Relatively Speaking, by Alan Ayckbourn, was his first big commercial hit, in1967. It had a cast that included Michael Hordern, Celia Johnson and introduced Richard Briers to the London West End. The play, originally called Meeting My Father, came out of the ‘revolutionary’ era of the English Swinging Sixties with all its entertainment taboo explorations into drugs, sex and rock ‘n roll, – think of films such as Tom Jones (1963), The Knack, and How to Get Rid of It (1965), Georgy Girl (1966), to recollect the sprit of the times – and deals with the miscommunications and mistaking of two bourgeois couples, one ensconced, in what appears to be a comfortable but bored marriage, and the other couple about to launch themselves into that daring ‘adventure’. The sexual hypocrisies of the human animal in the frame of the conventions of marriage are exposed in the guise of light weight comedy. Relatively Speaking being the first example of the stealth of the steel fist of Mr Ayckbourn disguised in a soft glove, that became the typical ‘weaponary’ of his coruscating social politics. This method was employed in all of his seventy-odd plays, the soft guise of middle class comedy allowing sly observations of the cruelties of the prison we celebrate as happy domesticity. It is that unflinching wit, that has made his plays distinctive and some of them modern comic classics: The Norman Conquests, Bedroom Farce, A Chorus of Disapproval, Small Family Business etc.

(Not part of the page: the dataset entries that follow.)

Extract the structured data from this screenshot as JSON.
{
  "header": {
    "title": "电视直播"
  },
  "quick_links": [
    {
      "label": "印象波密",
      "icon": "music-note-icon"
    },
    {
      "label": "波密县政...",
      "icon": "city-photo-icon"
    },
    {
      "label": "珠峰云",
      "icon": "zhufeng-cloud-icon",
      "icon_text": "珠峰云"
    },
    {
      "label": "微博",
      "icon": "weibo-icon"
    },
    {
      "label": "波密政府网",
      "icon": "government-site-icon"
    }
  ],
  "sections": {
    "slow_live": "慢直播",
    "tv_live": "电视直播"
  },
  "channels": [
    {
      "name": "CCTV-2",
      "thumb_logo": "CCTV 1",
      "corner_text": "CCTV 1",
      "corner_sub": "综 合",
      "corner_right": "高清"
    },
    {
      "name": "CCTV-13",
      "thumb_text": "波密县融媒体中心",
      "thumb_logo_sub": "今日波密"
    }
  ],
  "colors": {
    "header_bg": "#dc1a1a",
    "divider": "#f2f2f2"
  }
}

One can genuinely laugh at the clever and witty convolutions of this foursome even some fifty years after Relatively Speaking‘s first production, nothing much has changed in the domestic landscape of our lives it seems. One can only guess at the frisson of daring that some of the characters and situations in this play must have generated in its original audience – perhaps, shocked them – which, today, feels not only dated but ‘politically’ kind of ‘icky’!

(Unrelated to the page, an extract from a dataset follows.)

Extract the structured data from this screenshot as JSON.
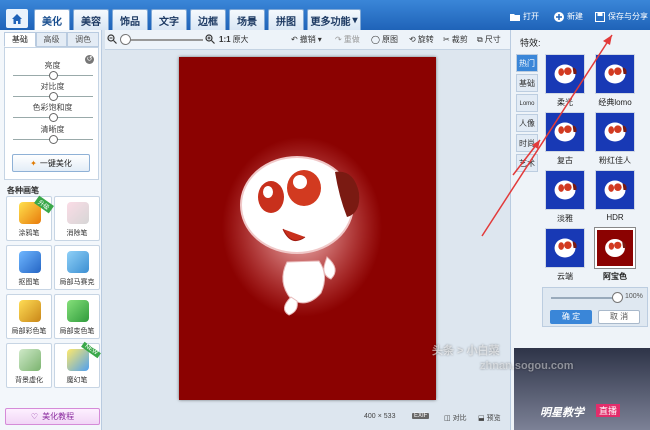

On an ingenious set solution to a naturalistic two scene design demand, created by Hugh O’Connor. Director, Mark Kilmurry, confidently guides his cast through the material with an unerring warm comic sensibility. Blessed with the very good casting of actors who have a sure technique to solve the challenges of the writing and a bravura – courage – for the comic essentials of this rather light weight material, the audience can have a very good time. – it did at my performance. There is not much to this play to startle you today, except its rich comic observation and peerless construction (one hopes that our young Australian writers study Mr Ayckbourn’s writing form as a guide for their own creations), and if you want to ‘park’ your self in the theatre, as a summer distraction, holiday treat, and want to have a comfortable and very pleasant evening, you could do no better, in Sydney at the moment. And, that is counting the Sydney Theatre Company’s lamentable go at a French farce, A Flea in her Ear and their enervating American ‘satire’ Speed-the-Plow.
Tracy Mann (Shiela), David Whitney (Philip), Emma Palmer (Ginny) and Jonny Hawkins (Greg) are wonderful together and play with their personable strengths and alert collaborative ‘team’ instincts to bring this play to a bubbly and infectious life – no small feat. All these characters are flesh and bone creations in their hands. Mr Hawkins, a recent graduate from the Western Australian Academy of Performing Arts (WAAPA), introduces himself into the Sydney theatre landscape with all the comic assurance and panache of a seasoned performer. He is a delight. There is not a moment on stage when he does not exist as the naive and charming ‘hero’ of the piece. One cares empathetically for his Greg, and, perhaps, even fears for his future well being in this world of domestic ‘relative’ speaking.
The Ensemble have curated the work of Mr Ayckbourn on a regular basis. I have seen here, Absent Friends, Neighbourhood Watch. It is sensible of this company to know that when they are onto a good thing to stick to it. It is pity that the Ensemble theatre has not the dimensional facilities to present the later and greater work of this great playwright. Still there are many a gem waiting in the wings. Like the Belvoir’s recent production of The Faith Healer, when the all round quality of all the artists of the enterprise are as expert as these artists are, the surety of success is incredibly enhanced – the fateful element of the unavoidable ‘chance’ of failure is considerably reduced with the astute choice of artist
Go, have some silly fun. For some of us, it will be bitter/sweet fun.
Company: Ensemble Theatre
Venue: Ensemble Theatre, Kirribilli, Sydney
Dates: 18 November 2016 – 14 January 2017
For more of Kevin Jackson’s theatre reviews, check out his blog at Kevin Jackson’s Theatre Diary
David Edwards is the editor of The Blurb and a contributor on film and television